Ok, here's my theory on this incident.
This was a live honeypot.
It was implemented to try to catch and shutdown high visibility hacker organizations and the real hackers that operate in them and not just the children who think they are hackers and play along or pretend they belong.
In security, a honeypot is a trap for spammers, hackers, and other malicious activities.
The premise is simple - place a visible point of access to a known entity where it can receive attention. However, if it is accessed illegally the data found is fictitious and sometimes tagged for tracking. This has been a counteraction against spammers and hackers for years. The best/worst hackers know this, some of whom helped develop the processes used in them.
To determine if you have stumbled into a trap or a treasure trove, you need a point man to make the first access, grab information, and determine if the data is legit or bogus. In this incident, Stratfor was actually hacked two weeks before and a point man verified the data and passed that over to the hacker group.
If you look at the aftermath of this incident, unlike many hacks in the past, several key players were arrested and at least one group was effectively shut down.
Now, we have seen poor security before and have seen the results of that poor security result in high profile hacks. Hackers find a few vulnerabilities or socially engineer access to key accounts or physically gain access to a system that has access to the internal network they want into.
This hack is different in one key way: It had every door wide open; every level of security was absent or compromised in ways that have been exposed and detailed for many years. Every basic security course teaches these failures and experienced IT professionals are well aware of them.
How could ANY global, high visibility intelligence provider who uses a payment system for subscription to their services fail on every level?

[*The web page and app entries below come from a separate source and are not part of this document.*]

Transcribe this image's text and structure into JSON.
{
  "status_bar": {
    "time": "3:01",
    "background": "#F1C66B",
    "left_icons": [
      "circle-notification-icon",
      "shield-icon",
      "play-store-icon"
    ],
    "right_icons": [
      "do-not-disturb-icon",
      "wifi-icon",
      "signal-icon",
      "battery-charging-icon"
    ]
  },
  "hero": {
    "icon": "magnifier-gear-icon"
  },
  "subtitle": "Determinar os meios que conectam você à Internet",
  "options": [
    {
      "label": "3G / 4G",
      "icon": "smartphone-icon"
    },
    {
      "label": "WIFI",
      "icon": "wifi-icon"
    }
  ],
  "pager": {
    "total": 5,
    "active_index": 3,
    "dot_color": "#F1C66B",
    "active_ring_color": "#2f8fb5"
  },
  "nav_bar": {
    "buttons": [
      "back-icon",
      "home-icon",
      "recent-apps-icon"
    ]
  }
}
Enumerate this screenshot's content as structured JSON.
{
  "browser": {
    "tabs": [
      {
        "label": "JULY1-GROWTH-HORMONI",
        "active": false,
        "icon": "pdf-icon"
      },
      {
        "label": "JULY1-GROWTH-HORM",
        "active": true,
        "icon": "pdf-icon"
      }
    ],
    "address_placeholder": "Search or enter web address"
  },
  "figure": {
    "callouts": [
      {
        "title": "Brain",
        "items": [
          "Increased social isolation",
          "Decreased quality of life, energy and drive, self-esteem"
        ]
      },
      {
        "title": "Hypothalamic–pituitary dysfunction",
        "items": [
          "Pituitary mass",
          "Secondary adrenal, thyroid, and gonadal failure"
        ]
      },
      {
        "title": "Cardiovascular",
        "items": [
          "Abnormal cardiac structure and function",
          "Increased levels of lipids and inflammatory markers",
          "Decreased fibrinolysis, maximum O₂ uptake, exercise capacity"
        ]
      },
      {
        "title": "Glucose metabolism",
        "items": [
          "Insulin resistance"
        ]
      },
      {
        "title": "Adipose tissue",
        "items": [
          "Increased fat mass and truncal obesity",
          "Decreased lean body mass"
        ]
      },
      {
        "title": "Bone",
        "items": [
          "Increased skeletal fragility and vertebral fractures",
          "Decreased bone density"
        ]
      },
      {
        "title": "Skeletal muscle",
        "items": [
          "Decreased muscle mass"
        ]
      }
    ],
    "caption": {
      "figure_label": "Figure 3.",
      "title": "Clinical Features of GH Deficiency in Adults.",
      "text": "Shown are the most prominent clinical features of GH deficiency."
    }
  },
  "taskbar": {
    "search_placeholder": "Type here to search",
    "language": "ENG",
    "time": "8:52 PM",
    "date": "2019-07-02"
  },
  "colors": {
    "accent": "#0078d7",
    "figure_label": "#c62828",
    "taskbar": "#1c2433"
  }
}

The system that governs credit card purchasing has 12 primary security processes of which Stratfor only implemented 3. Typically a review of any given implementation may find errors in one or two of these processes but not a complete absence of NINE of them. This is negligence in the extreme and would require an improbable level of ignorance or outright criminal behavior.
In the case of the Target Department Store hack, the CIO was not originally an IT professional but rather a corporate executive who was moved into the CIO position. Can executives make good decisions in fields they are not necessarily experts in? Sure, but in IT it's doubtful. I have been in IT for 35 years and I can tell you it's improbable. This is why a have HUGE problem with businesses moving their IT organizations under the CFO and eliminating the CIO position. CFOs might be awesome with numbers and accounting systems but that's a high level system that rides on top of a very dynamic and complex foundation of technology. This is why so many companies now are 3 to 10 years behind in their tech implementations and are vulnerable to the most basic of attacks.
The Stratfor CIO has been in technology for years. Here's an excerpt of his bio:...spent 20 years in IT leadership roles at a variety of major firms, including The Weather Channel, Circuit City, Delta Airlines, and Electronic Data Systems where he developed robust e-commerce and interactive web strategies as well as led the implementation of state-of-the art information technology systems...
He knows what is required.
Let's look at the aftermath of this hack. Higher level hackers arrested, hacking organizations penetrated or shutdown, minimal lawsuit damages. Hmmm... sounds like a live honeypot to me.
Those who lost money or had their accounts compromised were reimbursed and probably given support to clear up ID compromises and issues. Was it ethical to use live bait? Did the hacking victims know before hand? To make this look tempting and not expose the trap or the processes used in the trap, a class action lawsuit was used to "force" repayment of losses and damages. This keeps everything looking like a real hack and not a real trap. The victims may have signed NDAs to protect the processes used in this incident.
Until businesses and organizations stop using obsolete and inadequate systems and philosophies, cybercrime will continue. The methods used to find, track, and capture cybercriminals will change to try to stay a half a step ahead.
If I'm wrong, this is the single most negligent, ignorant, criminal corporate failure in the history of mankind. Yet, the lawsuit damages were only 1.5 million? The company is still in business? No corporate executives went to jail?
Yeah, right. Sure.